We do not have an exact date for the 2017-18 season yet, but the fixtures for the next campaign will be announced sometime in mid-June. The first set of games chosen for live broadcast on television is revealed a few weeks later, in early July.
There’s no perfect answer here. If you live in the UK, by supporting your local team you can attend games, meet likeminded fans and support something that is embedded in your local community.
Chances are, though, you’re asking this question from abroad. In that case, the best advice we can offer is just to watch a variety of games and see what sticks; it’s better to get a feel for a few different teams and players before making a decision than to go in blindly. There’s no better way to catch the bug than to just be caught up in a great game and want to watch the next one that team plays – and the one after that, and so on.
Video games can also be a good route into things for the beginner. They allow you to start memorising player names, positions and tactics and, inevitably, result in a little bond forming when you lead Crystal Palace to Champions League glory.
Figures are not released publicly but according to a Daily Mirror report from last season, Premier League referees are paid a basic salary of £90,000 a year.
That’s not a bad start but if you crack UEFA’s fixture lists things can get even more lucrative. While English refs get a handy £450 for every Premier League game they take charge of, they can pocket £4,000 for each European or international game they oversee.
Martin Atkinson, who was one of two English referees at Euro 2016 along with Mark Clattenburg, is said to have banked over £150,000 in total during the 2014-15 season by reffing 37 league games as well as six Champions League games, two in the Europa League and three European Championship qualifiers.

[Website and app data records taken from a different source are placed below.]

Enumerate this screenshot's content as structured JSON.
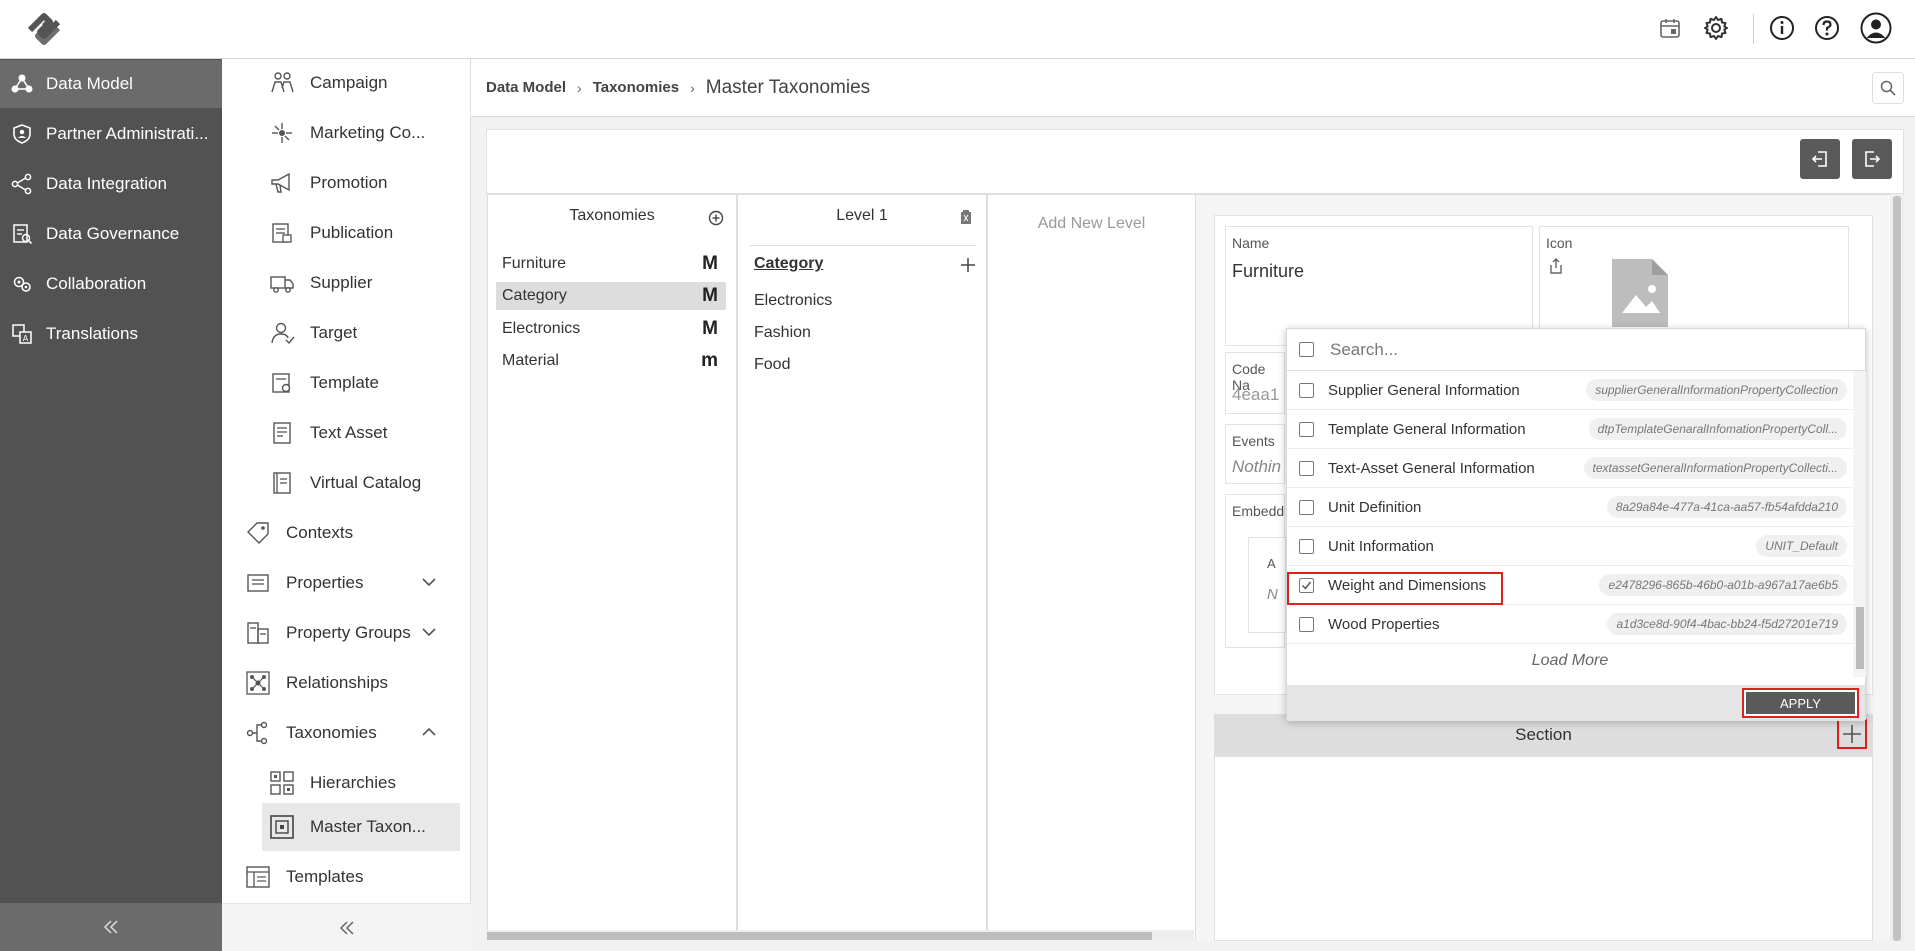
{
  "sidebar": {
    "items": [
      {
        "label": "Data Model",
        "icon": "data-model-icon",
        "active": true
      },
      {
        "label": "Partner Administrati...",
        "icon": "shield-icon"
      },
      {
        "label": "Data Integration",
        "icon": "integration-icon"
      },
      {
        "label": "Data Governance",
        "icon": "governance-icon"
      },
      {
        "label": "Collaboration",
        "icon": "collaboration-icon"
      },
      {
        "label": "Translations",
        "icon": "translations-icon"
      }
    ],
    "collapse_icon": "double-chevron-left-icon"
  },
  "subnav": {
    "items": [
      {
        "label": "Campaign"
      },
      {
        "label": "Marketing Co..."
      },
      {
        "label": "Promotion"
      },
      {
        "label": "Publication"
      },
      {
        "label": "Supplier"
      },
      {
        "label": "Target"
      },
      {
        "label": "Template"
      },
      {
        "label": "Text Asset"
      },
      {
        "label": "Virtual Catalog"
      },
      {
        "label": "Contexts"
      },
      {
        "label": "Properties"
      },
      {
        "label": "Property Groups"
      },
      {
        "label": "Relationships"
      },
      {
        "label": "Taxonomies"
      },
      {
        "label": "Hierarchies"
      },
      {
        "label": "Master Taxon..."
      },
      {
        "label": "Templates"
      }
    ]
  },
  "breadcrumb": {
    "items": [
      "Data Model",
      "Taxonomies"
    ],
    "current": "Master Taxonomies",
    "separator": "›"
  },
  "taxonomies": {
    "header": "Taxonomies",
    "items": [
      {
        "label": "Furniture",
        "badge": "M"
      },
      {
        "label": "Category",
        "badge": "M",
        "selected": true
      },
      {
        "label": "Electronics",
        "badge": "M"
      },
      {
        "label": "Material",
        "badge": "m"
      }
    ]
  },
  "level1": {
    "header": "Level 1",
    "category": "Category",
    "items": [
      "Electronics",
      "Fashion",
      "Food"
    ]
  },
  "add_level": {
    "label": "Add New Level"
  },
  "detail": {
    "name_label": "Name",
    "name_value": "Furniture",
    "icon_label": "Icon",
    "code_label": "Code Na",
    "code_value": "4eaa1",
    "events_label": "Events",
    "events_value": "Nothin",
    "embedded_label": "Embedd",
    "inner_label": "A",
    "inner_value": "N",
    "section_label": "Section"
  },
  "dropdown": {
    "search_placeholder": "Search...",
    "rows": [
      {
        "name": "Supplier General Information",
        "code": "supplierGeneralInformationPropertyCollection",
        "checked": false
      },
      {
        "name": "Template General Information",
        "code": "dtpTemplateGenaralInfomationPropertyColl...",
        "checked": false
      },
      {
        "name": "Text-Asset General Information",
        "code": "textassetGeneralInformationPropertyCollecti...",
        "checked": false
      },
      {
        "name": "Unit Definition",
        "code": "8a29a84e-477a-41ca-aa57-fb54afdda210",
        "checked": false
      },
      {
        "name": "Unit Information",
        "code": "UNIT_Default",
        "checked": false
      },
      {
        "name": "Weight and Dimensions",
        "code": "e2478296-865b-46b0-a01b-a967a17ae6b5",
        "checked": true
      },
      {
        "name": "Wood Properties",
        "code": "a1d3ce8d-90f4-4bac-bb24-f5d27201e719",
        "checked": false
      }
    ],
    "load_more": "Load More",
    "apply_label": "APPLY"
  },
  "colors": {
    "nav_bg": "#525252",
    "nav_active": "#6b6b6b",
    "highlight": "#e02020",
    "button_dark": "#5a5a5a"
  }
}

Brian Deane scored the first-ever Premier League goal in Sheffield United’s 2-1 victory over Manchester United on August 15, 1992. The Premier League formed for the 1992-93 season and Deane headed in from a long throw after five minutes.
Arsenal have not won the Premier League since the 2003-04 season, when they were crowned champions after going an entire campaign unbeaten. It was Arsene Wenger’s third title – and the Gunners’ third in the Premier League era – but they have not added to their total since.